Stored dataset items
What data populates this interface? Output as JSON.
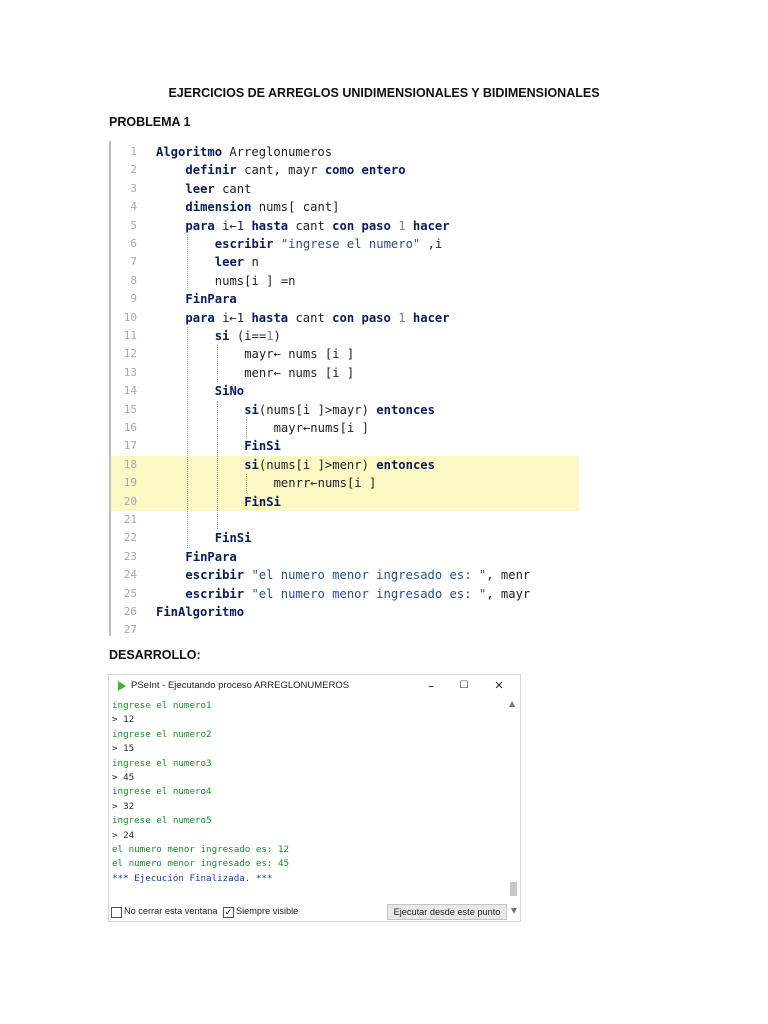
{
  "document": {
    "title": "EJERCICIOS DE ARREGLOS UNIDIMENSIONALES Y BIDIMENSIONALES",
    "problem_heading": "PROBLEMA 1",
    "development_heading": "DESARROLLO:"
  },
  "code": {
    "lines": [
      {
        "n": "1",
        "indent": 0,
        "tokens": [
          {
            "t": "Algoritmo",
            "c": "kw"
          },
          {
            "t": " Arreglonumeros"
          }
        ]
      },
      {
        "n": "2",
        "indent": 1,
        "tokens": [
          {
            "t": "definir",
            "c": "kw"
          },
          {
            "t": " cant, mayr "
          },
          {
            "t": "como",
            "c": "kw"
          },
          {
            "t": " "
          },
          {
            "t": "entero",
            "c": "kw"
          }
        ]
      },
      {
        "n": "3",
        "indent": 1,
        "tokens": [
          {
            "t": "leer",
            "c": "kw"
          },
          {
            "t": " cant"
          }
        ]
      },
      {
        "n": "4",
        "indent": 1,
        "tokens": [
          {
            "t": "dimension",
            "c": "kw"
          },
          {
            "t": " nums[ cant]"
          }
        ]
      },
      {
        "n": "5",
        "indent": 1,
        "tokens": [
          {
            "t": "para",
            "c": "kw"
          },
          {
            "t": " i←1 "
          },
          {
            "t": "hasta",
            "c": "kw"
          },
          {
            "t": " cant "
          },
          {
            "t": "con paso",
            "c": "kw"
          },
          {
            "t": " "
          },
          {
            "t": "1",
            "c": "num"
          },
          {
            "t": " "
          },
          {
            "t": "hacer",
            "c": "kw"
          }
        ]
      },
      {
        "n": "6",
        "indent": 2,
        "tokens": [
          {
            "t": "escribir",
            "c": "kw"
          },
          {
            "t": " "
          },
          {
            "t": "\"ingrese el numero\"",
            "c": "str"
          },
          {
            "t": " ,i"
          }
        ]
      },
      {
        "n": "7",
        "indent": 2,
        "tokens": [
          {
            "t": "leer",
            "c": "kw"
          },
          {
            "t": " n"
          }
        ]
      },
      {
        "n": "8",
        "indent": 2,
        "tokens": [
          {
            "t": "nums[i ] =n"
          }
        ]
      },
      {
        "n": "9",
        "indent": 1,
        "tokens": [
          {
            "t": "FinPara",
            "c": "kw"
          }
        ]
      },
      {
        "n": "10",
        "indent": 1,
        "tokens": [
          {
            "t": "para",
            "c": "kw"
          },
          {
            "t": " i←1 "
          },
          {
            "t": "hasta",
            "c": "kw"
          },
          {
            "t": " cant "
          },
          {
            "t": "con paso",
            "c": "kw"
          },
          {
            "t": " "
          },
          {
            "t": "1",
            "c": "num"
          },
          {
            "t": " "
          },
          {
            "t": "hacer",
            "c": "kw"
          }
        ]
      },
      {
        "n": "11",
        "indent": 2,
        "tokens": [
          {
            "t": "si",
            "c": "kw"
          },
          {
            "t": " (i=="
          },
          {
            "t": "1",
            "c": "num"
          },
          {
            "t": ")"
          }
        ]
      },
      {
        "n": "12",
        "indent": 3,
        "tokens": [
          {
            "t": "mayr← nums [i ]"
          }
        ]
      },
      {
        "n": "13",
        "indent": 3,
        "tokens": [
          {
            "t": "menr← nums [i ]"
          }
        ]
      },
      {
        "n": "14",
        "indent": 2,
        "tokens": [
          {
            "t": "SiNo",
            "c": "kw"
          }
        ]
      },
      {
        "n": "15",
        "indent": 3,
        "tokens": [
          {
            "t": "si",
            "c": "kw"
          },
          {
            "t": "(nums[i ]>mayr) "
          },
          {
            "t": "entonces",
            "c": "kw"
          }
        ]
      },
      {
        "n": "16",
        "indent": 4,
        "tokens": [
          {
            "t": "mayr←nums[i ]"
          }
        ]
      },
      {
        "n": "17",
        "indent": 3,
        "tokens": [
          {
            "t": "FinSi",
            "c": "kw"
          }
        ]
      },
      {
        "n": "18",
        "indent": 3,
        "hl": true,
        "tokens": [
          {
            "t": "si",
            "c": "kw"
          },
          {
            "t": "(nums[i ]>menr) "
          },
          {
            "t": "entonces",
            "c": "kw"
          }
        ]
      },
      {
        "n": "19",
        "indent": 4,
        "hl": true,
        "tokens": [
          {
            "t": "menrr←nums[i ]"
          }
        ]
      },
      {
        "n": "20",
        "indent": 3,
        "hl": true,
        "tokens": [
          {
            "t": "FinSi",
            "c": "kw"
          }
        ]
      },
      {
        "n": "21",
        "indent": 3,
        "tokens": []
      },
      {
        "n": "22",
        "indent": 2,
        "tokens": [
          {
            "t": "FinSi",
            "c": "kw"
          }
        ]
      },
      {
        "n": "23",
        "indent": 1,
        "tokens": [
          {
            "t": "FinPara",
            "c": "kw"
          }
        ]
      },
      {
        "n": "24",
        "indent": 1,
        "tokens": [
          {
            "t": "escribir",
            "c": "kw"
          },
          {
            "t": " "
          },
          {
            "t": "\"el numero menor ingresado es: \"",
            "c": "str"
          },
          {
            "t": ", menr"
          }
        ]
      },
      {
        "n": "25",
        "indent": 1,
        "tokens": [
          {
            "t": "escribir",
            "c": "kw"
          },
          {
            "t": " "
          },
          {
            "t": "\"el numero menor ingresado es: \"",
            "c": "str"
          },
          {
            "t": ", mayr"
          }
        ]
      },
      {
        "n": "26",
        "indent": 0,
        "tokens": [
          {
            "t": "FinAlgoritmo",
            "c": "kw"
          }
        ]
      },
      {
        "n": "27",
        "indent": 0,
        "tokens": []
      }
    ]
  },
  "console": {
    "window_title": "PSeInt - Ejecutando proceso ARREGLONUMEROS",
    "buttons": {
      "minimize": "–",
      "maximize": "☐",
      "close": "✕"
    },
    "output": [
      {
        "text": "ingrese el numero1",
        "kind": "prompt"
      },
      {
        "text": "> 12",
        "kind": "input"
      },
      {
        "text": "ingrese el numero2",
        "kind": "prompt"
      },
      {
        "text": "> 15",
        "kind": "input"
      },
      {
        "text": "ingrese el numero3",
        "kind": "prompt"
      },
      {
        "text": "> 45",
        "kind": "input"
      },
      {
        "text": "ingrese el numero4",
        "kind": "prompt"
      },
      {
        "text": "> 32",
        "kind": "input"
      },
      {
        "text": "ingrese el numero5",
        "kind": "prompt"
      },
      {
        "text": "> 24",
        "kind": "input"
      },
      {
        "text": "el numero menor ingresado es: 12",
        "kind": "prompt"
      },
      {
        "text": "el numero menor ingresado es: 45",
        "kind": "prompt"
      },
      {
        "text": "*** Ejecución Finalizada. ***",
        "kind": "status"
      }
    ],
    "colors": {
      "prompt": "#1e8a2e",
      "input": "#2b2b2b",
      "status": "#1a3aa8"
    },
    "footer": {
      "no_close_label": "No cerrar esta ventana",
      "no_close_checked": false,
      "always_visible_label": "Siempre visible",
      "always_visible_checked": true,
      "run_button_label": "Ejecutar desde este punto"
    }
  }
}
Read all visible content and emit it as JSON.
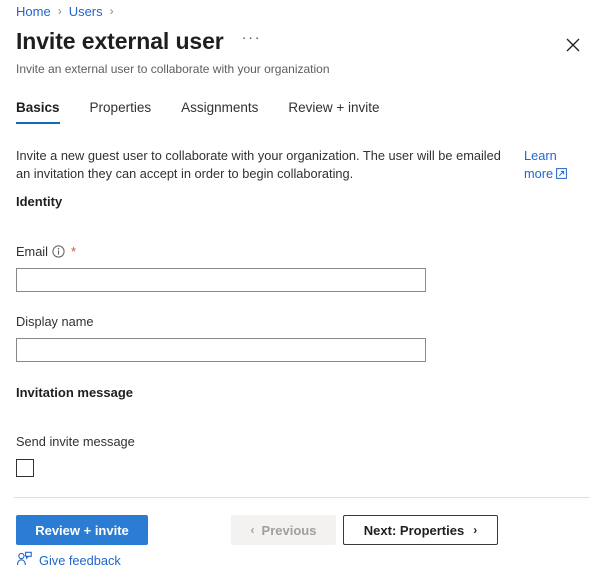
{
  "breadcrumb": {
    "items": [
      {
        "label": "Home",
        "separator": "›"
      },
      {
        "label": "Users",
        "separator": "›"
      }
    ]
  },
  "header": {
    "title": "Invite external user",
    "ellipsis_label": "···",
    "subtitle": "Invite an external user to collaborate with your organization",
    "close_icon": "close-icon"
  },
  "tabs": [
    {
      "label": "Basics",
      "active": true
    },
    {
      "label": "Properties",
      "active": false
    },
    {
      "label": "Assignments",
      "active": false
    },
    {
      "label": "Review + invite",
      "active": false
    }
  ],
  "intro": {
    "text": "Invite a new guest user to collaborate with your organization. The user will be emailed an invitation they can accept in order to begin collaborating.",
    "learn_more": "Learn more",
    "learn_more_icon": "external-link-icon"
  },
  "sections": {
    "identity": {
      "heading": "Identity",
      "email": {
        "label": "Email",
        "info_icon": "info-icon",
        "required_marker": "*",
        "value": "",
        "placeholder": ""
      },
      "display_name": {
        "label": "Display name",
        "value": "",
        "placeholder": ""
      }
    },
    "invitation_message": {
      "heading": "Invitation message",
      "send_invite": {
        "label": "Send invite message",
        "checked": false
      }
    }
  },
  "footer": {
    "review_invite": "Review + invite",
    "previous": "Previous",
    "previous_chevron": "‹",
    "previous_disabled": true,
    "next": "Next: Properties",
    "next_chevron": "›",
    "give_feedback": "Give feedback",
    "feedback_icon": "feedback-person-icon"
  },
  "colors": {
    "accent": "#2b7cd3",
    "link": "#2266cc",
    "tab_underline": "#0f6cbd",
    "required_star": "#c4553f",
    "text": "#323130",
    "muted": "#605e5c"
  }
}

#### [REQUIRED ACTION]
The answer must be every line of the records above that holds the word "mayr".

#### [ANSWER BELOW]
            "t": " cant, mayr "
            "t": "mayr← nums [i ]"
            "t": "(nums[i ]>mayr) "
            "t": "mayr←nums[i ]"
            "t": ", mayr"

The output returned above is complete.